4 ways you can get involved with the 16 Days of Activism Campaign

Content Warning: Please note the content below talks about some topics which might be distressing for some people. Please consider this prior to reading, and access support as required. 

The 16 Days of Activism is a global campaign to prevent gender-based violence.

It commences with the International Day for Elimination of Violence Against Women and Girls. Read more about the 16 Days of Activism Campaign in the Vice Chancellors’ all-student message.

This year during 16 Days, La Trobe is focusing on violence against women with a disability, acknowledging that they experience higher rates of violence, some unique forms of violence, and significant barriers to reporting and seeking support.

4 Ways You Can Engage

Here are 4 ways in which you can engage with the 16 Days of Activism Campaign at La Trobe to stand in solidarity with both our themes:

  1. Attend La Trobe’s 16 Days of Activism – Picturing Respect Photography Exhibition Openings

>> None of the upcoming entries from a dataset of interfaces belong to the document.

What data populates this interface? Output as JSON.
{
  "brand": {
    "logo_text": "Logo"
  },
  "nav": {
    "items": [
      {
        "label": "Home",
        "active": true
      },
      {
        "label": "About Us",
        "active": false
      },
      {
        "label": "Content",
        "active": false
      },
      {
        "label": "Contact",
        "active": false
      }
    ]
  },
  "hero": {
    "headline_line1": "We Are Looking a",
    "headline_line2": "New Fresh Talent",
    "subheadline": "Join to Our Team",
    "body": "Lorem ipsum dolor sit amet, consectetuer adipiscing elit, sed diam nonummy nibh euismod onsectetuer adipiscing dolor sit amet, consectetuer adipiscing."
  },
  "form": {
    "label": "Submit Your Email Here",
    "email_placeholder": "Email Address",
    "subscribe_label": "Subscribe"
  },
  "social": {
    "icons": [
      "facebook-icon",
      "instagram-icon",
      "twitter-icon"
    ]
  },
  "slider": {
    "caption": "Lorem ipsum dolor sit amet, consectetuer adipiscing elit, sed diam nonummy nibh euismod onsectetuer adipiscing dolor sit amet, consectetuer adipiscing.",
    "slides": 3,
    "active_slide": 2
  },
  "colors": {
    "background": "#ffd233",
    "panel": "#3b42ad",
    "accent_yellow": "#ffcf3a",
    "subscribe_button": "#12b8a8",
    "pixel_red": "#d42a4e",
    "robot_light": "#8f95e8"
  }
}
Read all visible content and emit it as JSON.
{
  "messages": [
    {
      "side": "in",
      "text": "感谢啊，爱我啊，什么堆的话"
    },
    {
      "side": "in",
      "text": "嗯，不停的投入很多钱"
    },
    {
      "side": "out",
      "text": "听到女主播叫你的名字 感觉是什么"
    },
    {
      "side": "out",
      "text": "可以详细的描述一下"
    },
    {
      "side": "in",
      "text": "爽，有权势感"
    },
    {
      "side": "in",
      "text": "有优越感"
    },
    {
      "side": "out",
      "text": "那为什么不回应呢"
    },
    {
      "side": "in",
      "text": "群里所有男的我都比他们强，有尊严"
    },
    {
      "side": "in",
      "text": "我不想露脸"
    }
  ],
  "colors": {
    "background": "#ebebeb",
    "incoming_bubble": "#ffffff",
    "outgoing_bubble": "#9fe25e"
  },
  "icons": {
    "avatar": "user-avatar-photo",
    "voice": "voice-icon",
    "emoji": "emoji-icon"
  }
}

This year, the Respectful Communities team ran a photography competition calling on members of the La Trobe community to depict what respect means to them. See the winning pictures here.

You can view all photo entrants on both the Bendigo and Melbourne (Bundoora) Campuses and attend the launch of the exhibitions. Come along and hear from the Respectful Communities team and photo winners, immerse yourself in the thought-provoking displays, enjoy a catered lunch and pick up some resources. Don’t miss out on this opportunity to learn more about gender-based violence and where to report inappropriate behaviour at La Trobe.

2. Learn about why women with a disability experience higher rates of violence

Women with disabilities are more likely to experience violence than women without disabilities and have unique challenges when it comes to seeking support.

This factsheet looks at some of the statistics regarding violence against women with disabilities, and can be shared with health professionals, support workers and anyone who works with women with disability.

  1. Attend Respectful Communities training

Respectful Communities runs a variety of training available for students. View our website to see mental health training, LGBTIQA+ Ally training and more. You can also complete the Respectful Behaviour and Culture Module on the LMS.

4. Learn about Djirra

Djirra is an organisation dedicated to empowering Indigenous women, especially those facing family violence and systemic discrimination. They provide culturally safe services, including advocacy and counselling, to support the well-being, legal rights, and self-determination of Aboriginal and Torres Strait Islander women. Djirra does this within Indigenous communities through holistic programs and community engagement designed predominantly by Aboriginal women.

They’ve created a series of short videos about women’s safety in relationships

Watch out next week for four more ways you can get involved in the 16 Days of Activism Campaign

Support Services for students

  • Safer Community – Safer Community is a free, confidential support service for students and staff to report concerning, threatening, inappropriate or uncomfortable behaviour they may have experienced or witnessed at the University. Safer Community can refer to other services. 
  • Health, Wellbeing and Inclusion – free and confidential mental health and wellbeing services for students.
  • La Trobe’s Out of Hours Crisis Line. Call: 1300 146 307 or Text: 0488 884 100
    (5.00 pm–9.00 am weekdays, 24 hours including weekends and public holidays).